Dishes at the restaurant Al Hamayim.
(photo credit: ITAY POLLAK)
Upscale Herzliya Pituah has more than its share of fine dining restaurants, including several right on the Mediterranean. One that can boast particular longevity is Al Hamayim, which has been in business for more than three decades. Yet just a few months ago, the restaurant took a big gamble: It became kosher – in one fell swoop, scrapping a large portion of the menu by eliminating seafood from its predominantly fish and seafood fare.
According to reports in the Hebrew media, the owner had been studying with a rabbi and was growing increasingly uncomfortable about serving non-kosher food. When he finally made the change, he discovered that many customers were grateful. They told him that now they could start entertaining more business associates there for lunch. The restaurant manager confirmed that business has indeed picked up at lunchtime.
The name Al Hamayim is an apt description of the restaurant’s location, with panoramic views of the sea and sunsets. The restaurant attracts many tourists during the summer season and holds its own the rest of the year.
The restaurant serves seven specialty cocktails, each one featuring a different spirit. The Gray Grapefruit (NIS 56) is Gray Goose vodka with lemon and grapefruit, garnished with celery and parsley, while the Ginger Grouse (NIS 51) blends bourbon with tea, honey and lemon, garnished with raw ginger. Both drinks a e served on the rocks in tumblers and are very refreshing, with the latter packing a bit of extra punch.
The food menu has two separate sections for appetizers: Openings and Starters. The former category comprises Israeli standards like salads, labaneh and tehina, while the Starters section features quite a few raw fish choices. There are eight main courses, primarily revolving around fish, with one vegetarian option in each of the main course and starter categories.

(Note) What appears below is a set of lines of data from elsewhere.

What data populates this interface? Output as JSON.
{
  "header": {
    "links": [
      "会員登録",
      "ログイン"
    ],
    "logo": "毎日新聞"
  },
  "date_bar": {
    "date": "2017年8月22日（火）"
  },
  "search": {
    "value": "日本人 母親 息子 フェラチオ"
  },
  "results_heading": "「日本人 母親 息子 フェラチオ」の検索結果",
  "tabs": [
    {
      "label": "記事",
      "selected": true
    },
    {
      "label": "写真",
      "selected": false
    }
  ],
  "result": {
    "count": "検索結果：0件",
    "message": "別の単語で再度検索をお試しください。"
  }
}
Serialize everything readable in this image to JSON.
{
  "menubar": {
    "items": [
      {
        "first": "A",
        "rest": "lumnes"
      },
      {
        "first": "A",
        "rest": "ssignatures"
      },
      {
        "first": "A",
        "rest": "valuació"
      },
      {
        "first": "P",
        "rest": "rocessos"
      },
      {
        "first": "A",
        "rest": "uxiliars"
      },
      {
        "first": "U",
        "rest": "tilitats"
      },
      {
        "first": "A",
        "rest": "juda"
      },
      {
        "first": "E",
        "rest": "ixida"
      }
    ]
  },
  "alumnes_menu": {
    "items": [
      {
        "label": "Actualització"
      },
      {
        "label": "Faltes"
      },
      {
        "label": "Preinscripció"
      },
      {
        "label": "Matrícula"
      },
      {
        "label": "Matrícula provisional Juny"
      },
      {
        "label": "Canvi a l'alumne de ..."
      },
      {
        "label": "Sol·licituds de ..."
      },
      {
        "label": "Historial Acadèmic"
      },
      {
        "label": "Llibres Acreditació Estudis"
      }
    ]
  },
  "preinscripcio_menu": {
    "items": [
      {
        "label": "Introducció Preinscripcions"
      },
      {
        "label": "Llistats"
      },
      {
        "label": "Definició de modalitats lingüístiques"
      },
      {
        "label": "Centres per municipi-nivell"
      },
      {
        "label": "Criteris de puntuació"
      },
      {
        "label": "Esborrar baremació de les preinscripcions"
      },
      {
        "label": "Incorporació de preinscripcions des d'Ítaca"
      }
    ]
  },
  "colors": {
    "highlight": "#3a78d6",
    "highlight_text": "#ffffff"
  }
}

Our meal began with Al Hamayim’s bread basket (NIS 23), which was filled with a variety of sliced breads and rolls, served with herbed butter, chili-infused olive oil and whole olives. It was all quite good and was plentiful enough to accompany some of the following courses.
As a starter, our waiter recommended a dish that was formerly a main course: the Shawarma Pita (NIS 89), wherein the “shawarma” was actually morsels of grouper. Strangely, there was no mention of the fish in the name of the dish. The grouper was served on hummus, with pressed tomato salsa, amba tehina and caramelized onion. Accompanied by toasted pita stuffed with a labaneh filling, it was a very filling dish, which deserves to be improved by a greater ratio of fish to condiments.
Next was the Mexican Ceviche (NIS 84) – five pieces of raw white fish with black beans, avocado, tomatoes, chipotle and grilled corn (although the corn was not noticeable). All the ingredients were nice and fresh and added up to a pleasant whole, although the consistency and lack of cooking were hardly enough to qualify it as ceviche.
Similarly misnamed was the “Caesar Salad” (NIS 68) – lettuce, artichoke and pickled egg in a fennel aioli dressing, topped with shards of shaved Parmesan and two pieces of toast (in lieu of croutons). With its different components and no discernible anchovy, this was unlike any Caesar salad we had ever tasted. But when all was said and done, it qualified as an excellent generic salad. It just would be less confusing to call it a house salad rather than pick an inappropriate name; it might even tempt more people to order it.
The dedicated sushi chef (this is one of the few restaurants where the sushi chef is not Asian) prepared a tasting platter of salmon and white fish sashimi in ponzu and soy sauce, as well as rolls of salmon and spicy tuna. We had to make a special request to get wasabi, but the sushi was perfectly satisfactory.
Among the main courses, a porcini mushroom risotto replaced the usual Asian risotto (NIS 127). Unfortunately, the sea bass was overcooked and the sauce overpowering.
The grouper fillet (NIS 167), on the other hand, was firm but moist. We were told this dish is the Al Hamayim version of khraime, prepared with ratte potato, shushka pepper harissa, garlic cream and marocco (sic) sauce. The sauce’s mild heat enhanced the fish while still letting its natural flavor shine through.
The restaurant has a fairly extensive wine list, with a few international vintages, although relatively few wines are available by the glass. Those that are rotate every few weeks and never appear in print, so customers must rely on the waiter’s recitation.
There is no printed dessert menu, either. The waiter who enumerated and described the desserts informed us that there was a new pastry chef who has yet to finalize a menu. The mascarpone “krembo” with strawberry sorbet and raspberry jelly was light and sweet, while the beautifully presented deconstructed tiramisu – a bar of layered chocolate and coffee parfait on a base of amaretto crunch, served with vanilla ice cream, slivers of chocolate and toasted almonds – was delicious.The writer was a guest of the restaurant.
Sharon Beach, Herzliya
Tel: (09) 950-1767